Scan the listing for "time" and copy out each line that has it.
___
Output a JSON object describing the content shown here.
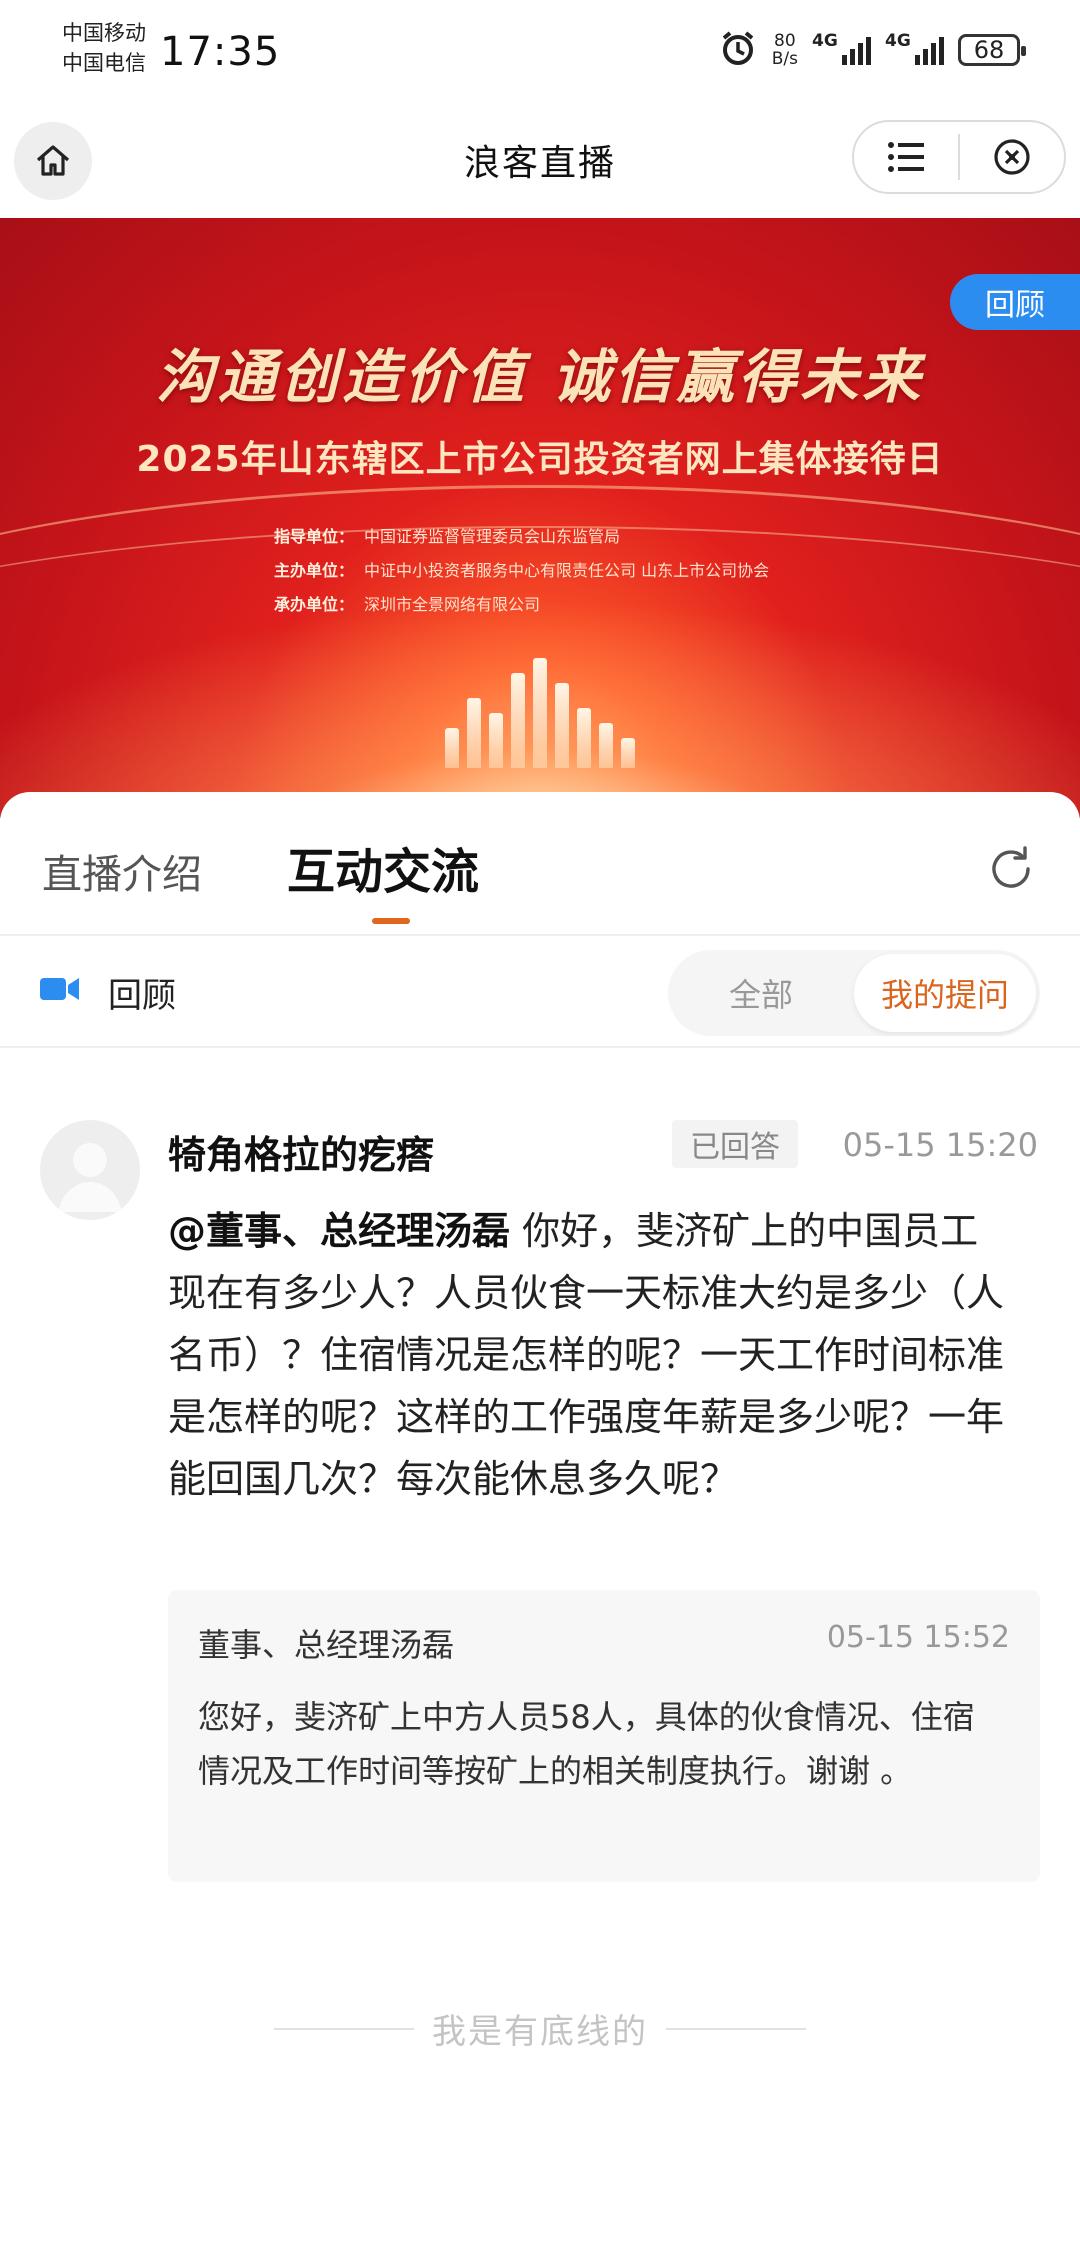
{
  "status_bar": {
    "carrier1": "中国移动",
    "carrier2": "中国电信",
    "time": "17:35",
    "net_speed_value": "80",
    "net_speed_unit": "B/s",
    "signal1": "4G",
    "signal2": "4G",
    "battery": "68"
  },
  "nav": {
    "title": "浪客直播"
  },
  "banner": {
    "slogan": "沟通创造价值  诚信赢得未来",
    "title": "2025年山东辖区上市公司投资者网上集体接待日",
    "lines": [
      {
        "label": "指导单位：",
        "value": "中国证券监督管理委员会山东监管局"
      },
      {
        "label": "主办单位：",
        "value": "中证中小投资者服务中心有限责任公司  山东上市公司协会"
      },
      {
        "label": "承办单位：",
        "value": "深圳市全景网络有限公司"
      }
    ],
    "tag": "回顾"
  },
  "tabs": {
    "intro": "直播介绍",
    "interact": "互动交流"
  },
  "filter": {
    "replay_label": "回顾",
    "all": "全部",
    "mine": "我的提问"
  },
  "question": {
    "username": "犄角格拉的疙瘩",
    "status": "已回答",
    "time": "05-15 15:20",
    "mention": "@董事、总经理汤磊",
    "text": " 你好，斐济矿上的中国员工现在有多少人？人员伙食一天标准大约是多少（人名币）？住宿情况是怎样的呢？一天工作时间标准是怎样的呢？这样的工作强度年薪是多少呢？一年能回国几次？每次能休息多久呢？"
  },
  "answer": {
    "name": "董事、总经理汤磊",
    "time": "05-15 15:52",
    "text": "您好，斐济矿上中方人员58人，具体的伙食情况、住宿情况及工作时间等按矿上的相关制度执行。谢谢 。"
  },
  "footer": {
    "bottom_text": "我是有底线的"
  },
  "colors": {
    "accent": "#e0661e",
    "replay_tag": "#2b8df0",
    "banner_red": "#c4141a"
  }
}
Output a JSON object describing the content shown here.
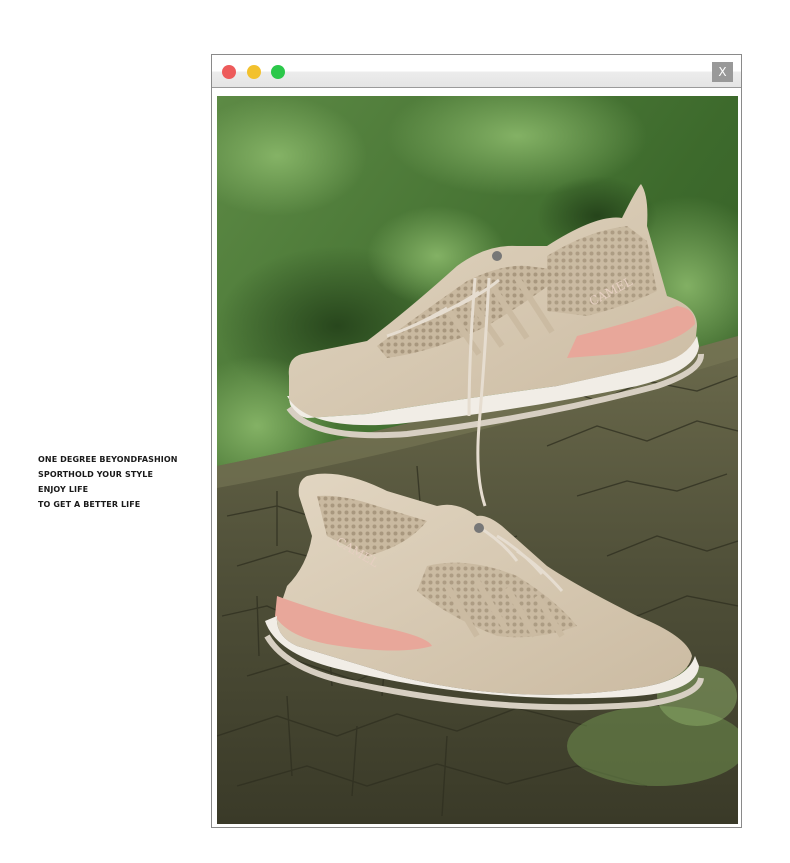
{
  "tagline": {
    "lines": [
      "ONE DEGREE BEYONDFASHION",
      "SPORTHOLD YOUR STYLE",
      "ENJOY LIFE",
      "TO GET A BETTER LIFE"
    ]
  },
  "window": {
    "buttons": {
      "close_color": "#ed5b5b",
      "minimize_color": "#f2c12e",
      "maximize_color": "#2bc84a"
    },
    "close_label": "X"
  },
  "photo": {
    "subject": "shoe-product-photo",
    "brand_mark": "CAMEL",
    "colors": {
      "foliage": "#3f6a2e",
      "bark": "#55573f",
      "shoe_upper": "#d8cbb6",
      "shoe_accent": "#e8a79a",
      "sole": "#f1ede6"
    }
  }
}
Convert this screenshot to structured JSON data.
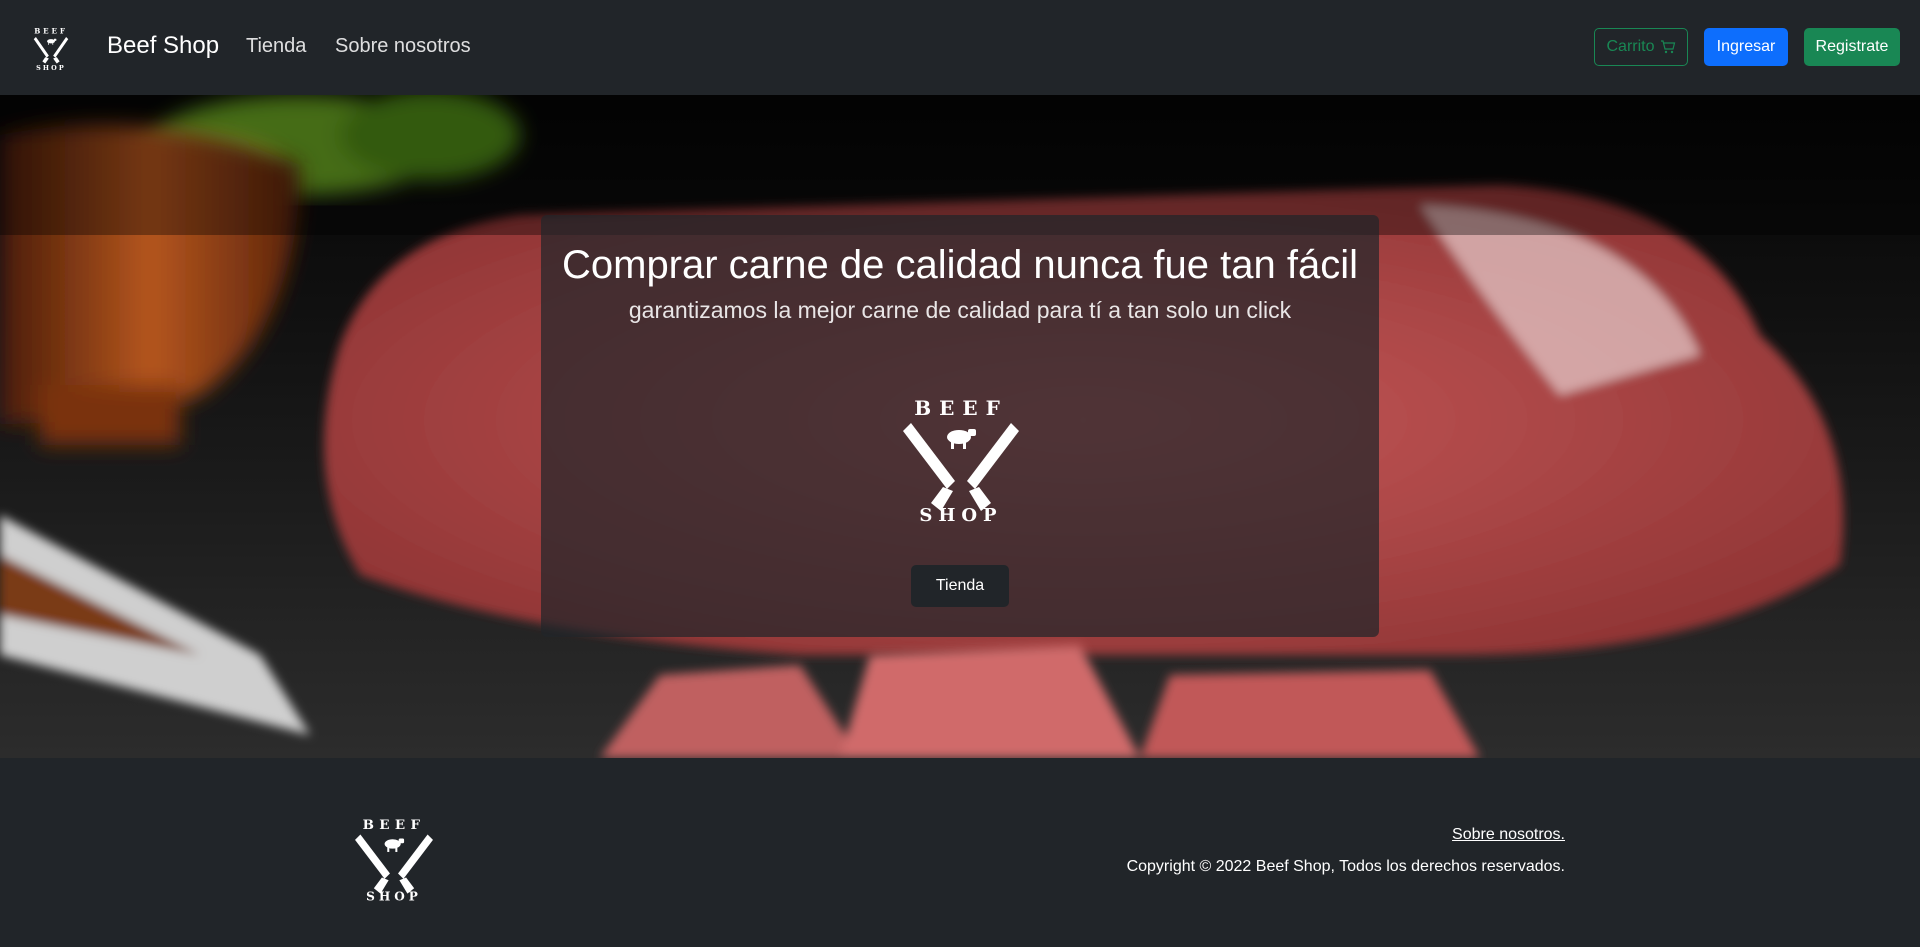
{
  "nav": {
    "brand": "Beef Shop",
    "links": [
      "Tienda",
      "Sobre nosotros"
    ],
    "cart_label": "Carrito",
    "login_label": "Ingresar",
    "register_label": "Registrate",
    "logo_top_text": "BEEF",
    "logo_bottom_text": "SHOP"
  },
  "hero": {
    "title": "Comprar carne de calidad nunca fue tan fácil",
    "subtitle": "garantizamos la mejor carne de calidad para tí a tan solo un click",
    "button_label": "Tienda",
    "logo_top_text": "BEEF",
    "logo_bottom_text": "SHOP"
  },
  "footer": {
    "about_link": "Sobre nosotros.",
    "copyright": "Copyright © 2022 Beef Shop, Todos los derechos reservados.",
    "logo_top_text": "BEEF",
    "logo_bottom_text": "SHOP"
  },
  "icons": {
    "cart": "cart-icon",
    "logo": "beef-shop-logo"
  },
  "colors": {
    "navbar_bg": "#212529",
    "primary": "#0d6efd",
    "success": "#198754"
  }
}
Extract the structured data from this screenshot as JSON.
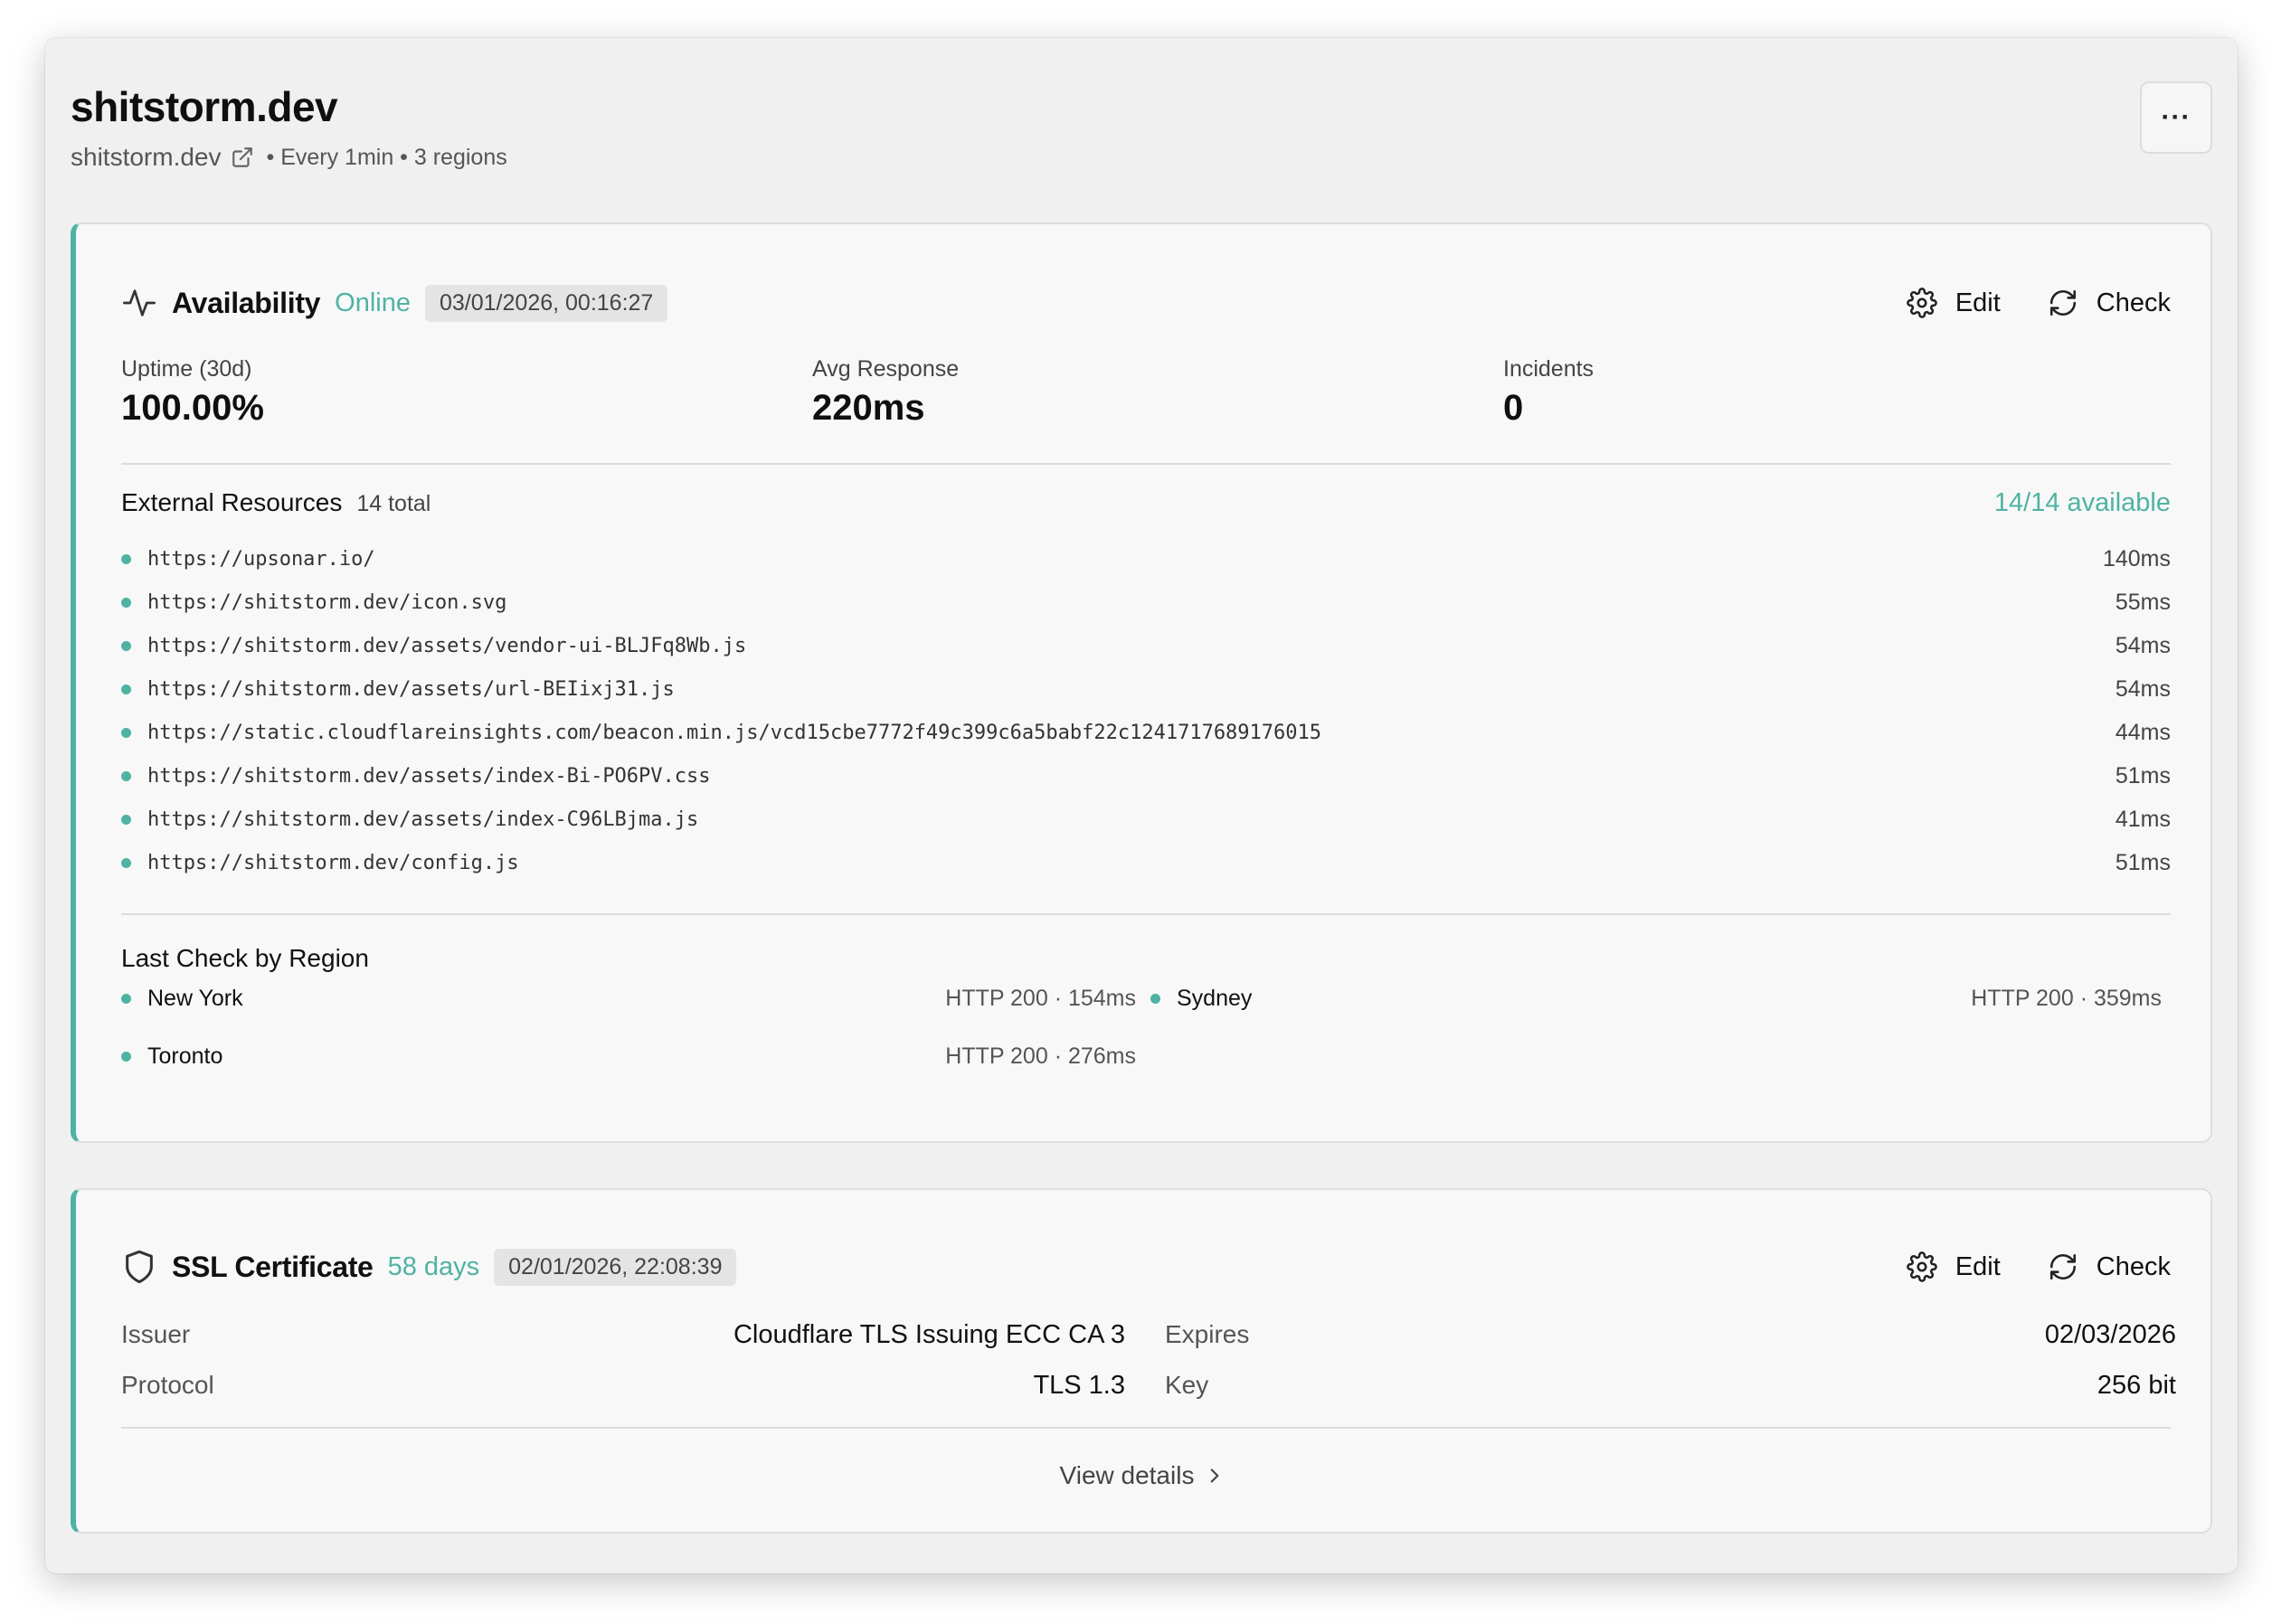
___
-- TASK SOLUTION --
    "time": "17:35",
    "time": "05-15 15:20",
    "time": "05-15 15:52",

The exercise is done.